═══ Extracted entries ═══

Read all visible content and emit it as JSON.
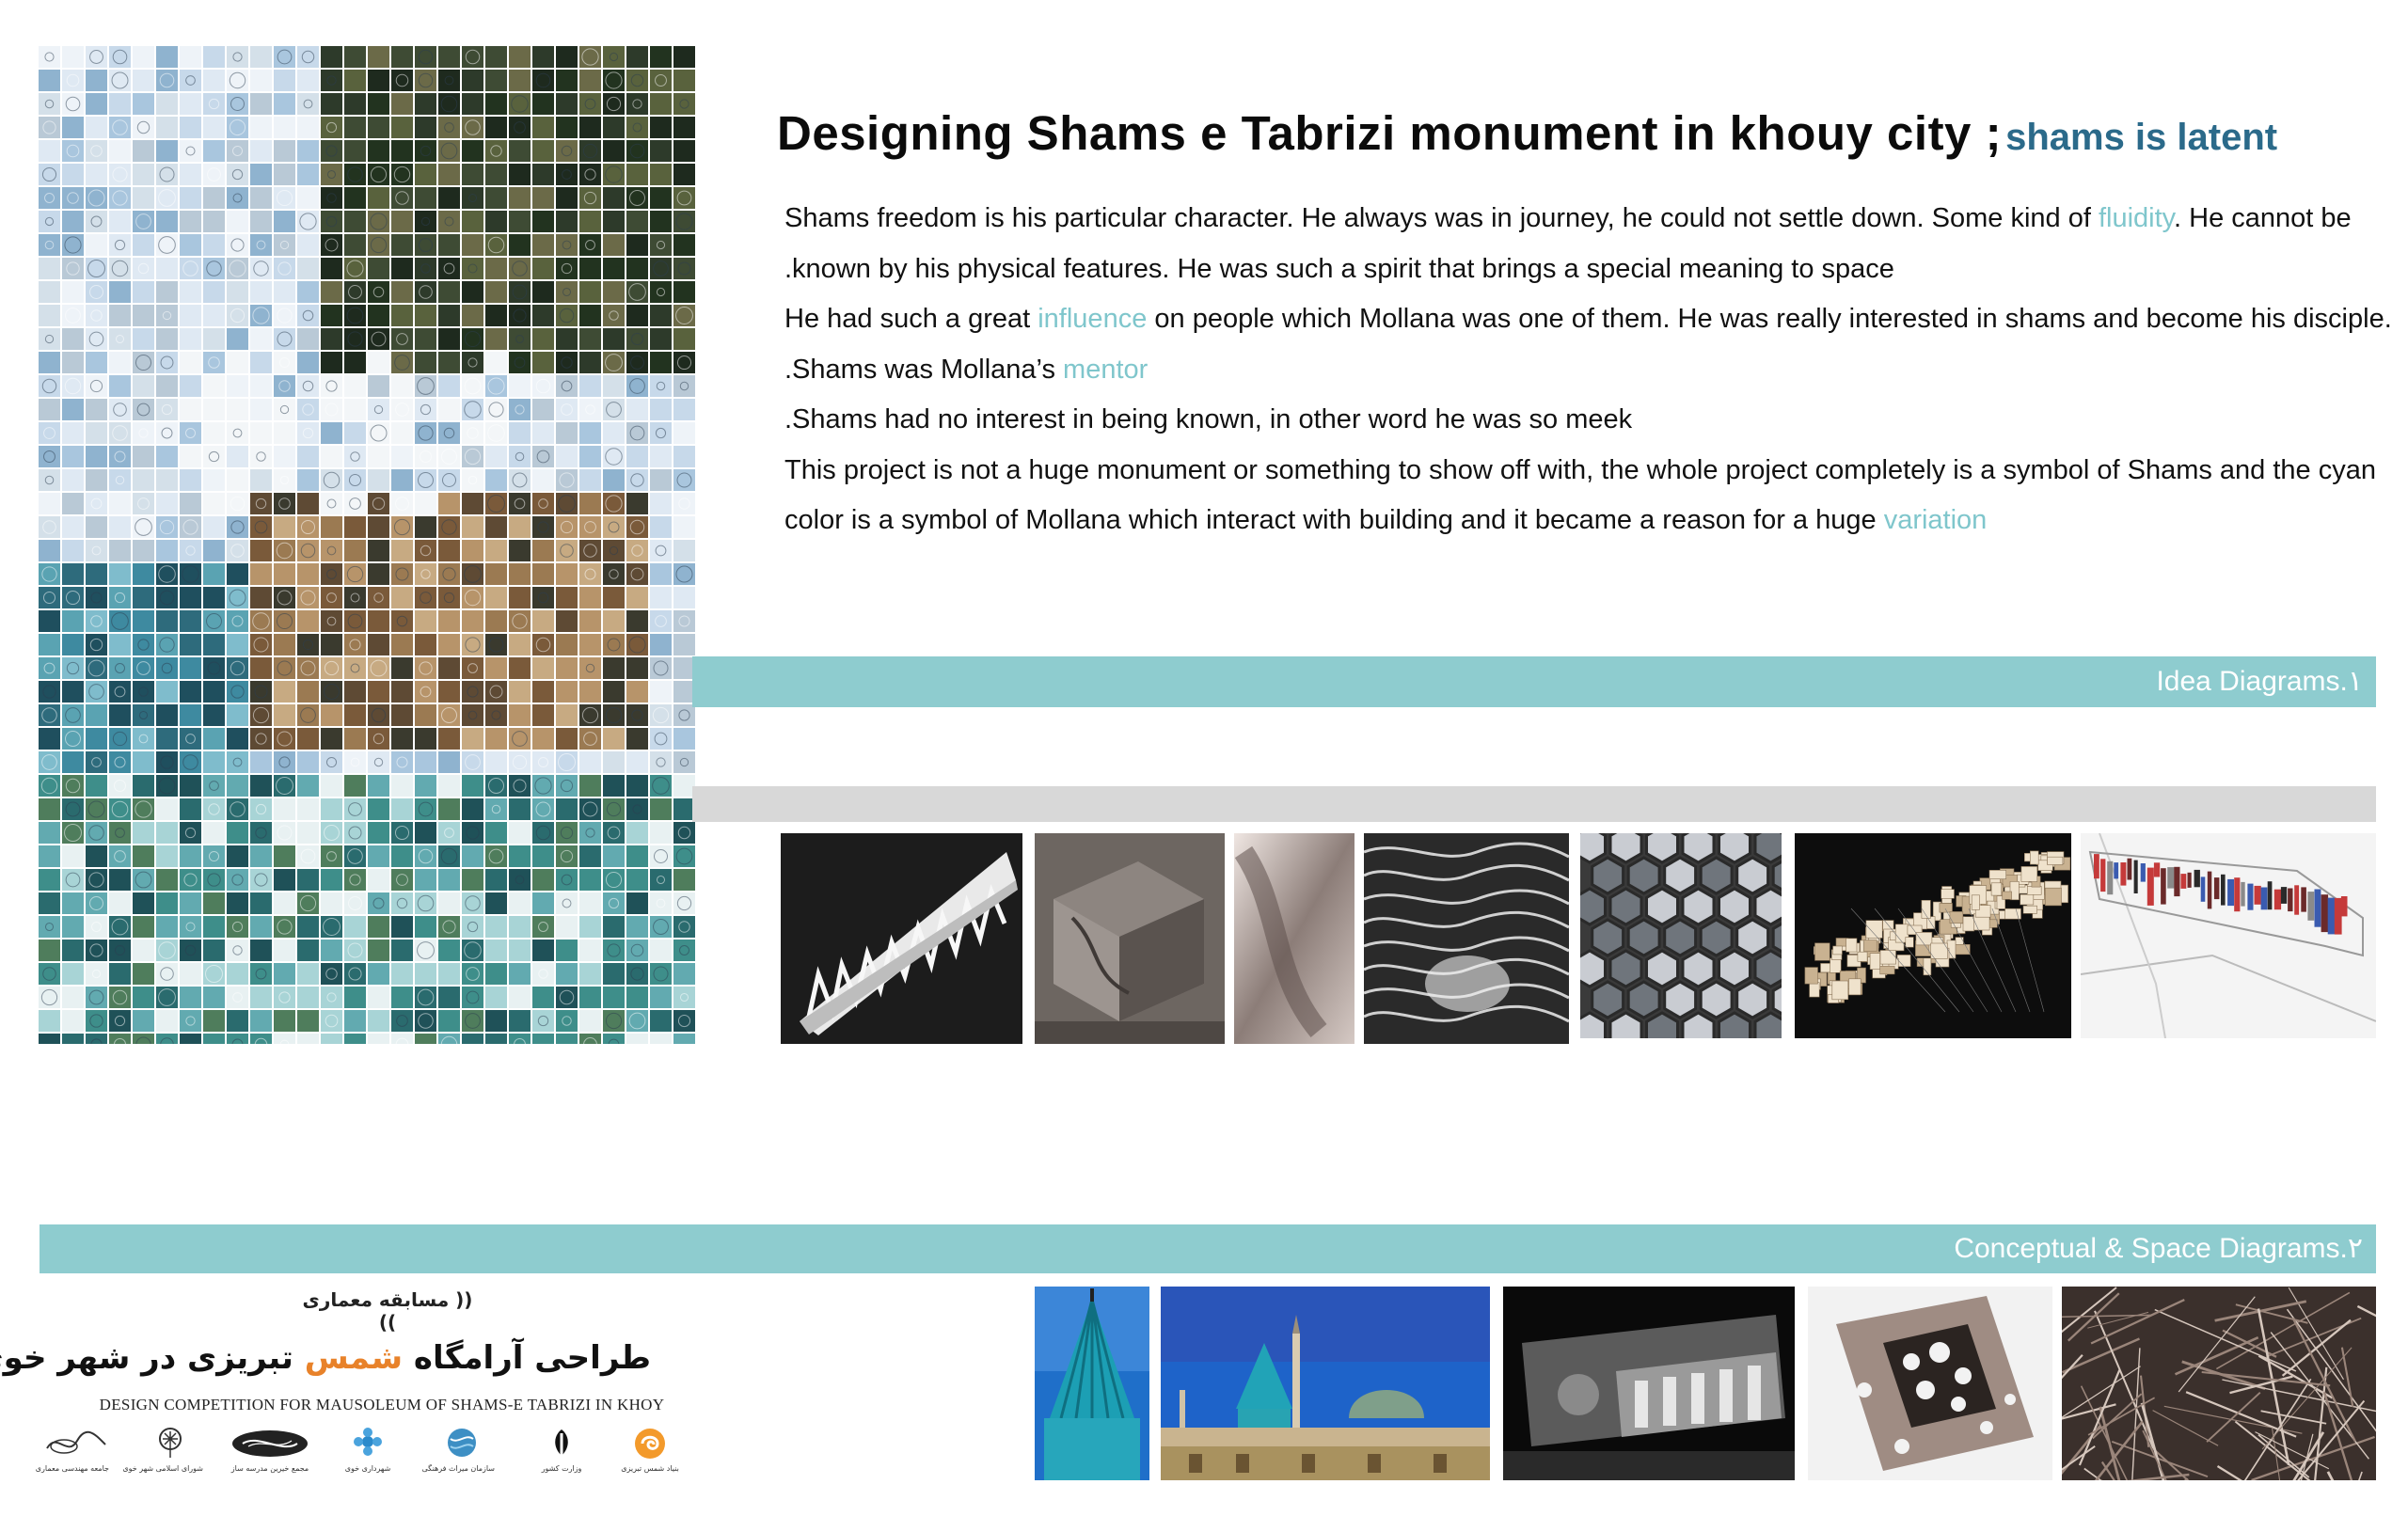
{
  "header": {
    "title": "Designing Shams e Tabrizi monument in khouy city ;",
    "subtitle": "shams is latent"
  },
  "description": {
    "line1_a": "Shams freedom is his particular character. He always was in journey, he could not settle down. Some kind of ",
    "line1_hl": "fluidity",
    "line1_b": ". He cannot be",
    "line2": ".known by his physical features. He was such a spirit that brings a special meaning to space",
    "line3_a": "He had such a great ",
    "line3_hl": "influence",
    "line3_b": " on people which Mollana was one of them. He was really interested in shams and become his disciple.",
    "line4_a": ".Shams was Mollana’s ",
    "line4_hl": "mentor",
    "line5": ".Shams had no interest in being known, in other word he was so meek",
    "line6": "This project is not a huge monument or something to show off with, the whole project completely is a symbol of Shams and the cyan",
    "line7_a": "color is a symbol of Mollana which interact with building and it became a reason for a huge ",
    "line7_hl": "variation"
  },
  "sections": {
    "idea": "Idea Diagrams.۱",
    "conceptual": "Conceptual & Space Diagrams.۲"
  },
  "competition": {
    "label": "(( مسابقه معماری ))",
    "title_fa_a": "طراحی آرامگاه ",
    "title_fa_hl": "شمس",
    "title_fa_b": " تبریزی در شهر خوی",
    "title_en": "DESIGN COMPETITION FOR MAUSOLEUM OF SHAMS-E TABRIZI IN KHOY",
    "logos": [
      {
        "icon": "signature-logo-icon",
        "caption": "جامعه مهندسی معماری"
      },
      {
        "icon": "tree-logo-icon",
        "caption": "شورای اسلامی شهر خوی"
      },
      {
        "icon": "calligraphy-logo-icon",
        "caption": "مجمع خیرین مدرسه ساز"
      },
      {
        "icon": "flower-logo-icon",
        "caption": "شهرداری خوی"
      },
      {
        "icon": "globe-logo-icon",
        "caption": "سازمان میراث فرهنگی"
      },
      {
        "icon": "emblem-logo-icon",
        "caption": "وزارت کشور"
      },
      {
        "icon": "swirl-logo-icon",
        "caption": "بنیاد شمس تبریزی"
      }
    ]
  },
  "colors": {
    "accent_cyan": "#8ecccf",
    "highlight_text": "#7fc6cc",
    "subtitle_blue": "#2b6a8a",
    "accent_orange": "#e8822a"
  }
}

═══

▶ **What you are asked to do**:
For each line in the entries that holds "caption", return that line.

▶ **Answer**:
        "caption": "جامعه مهندسی معماری"
        "caption": "شورای اسلامی شهر خوی"
        "caption": "مجمع خیرین مدرسه ساز"
        "caption": "شهرداری خوی"
        "caption": "سازمان میراث فرهنگی"
        "caption": "وزارت کشور"
        "caption": "بنیاد شمس تبریزی"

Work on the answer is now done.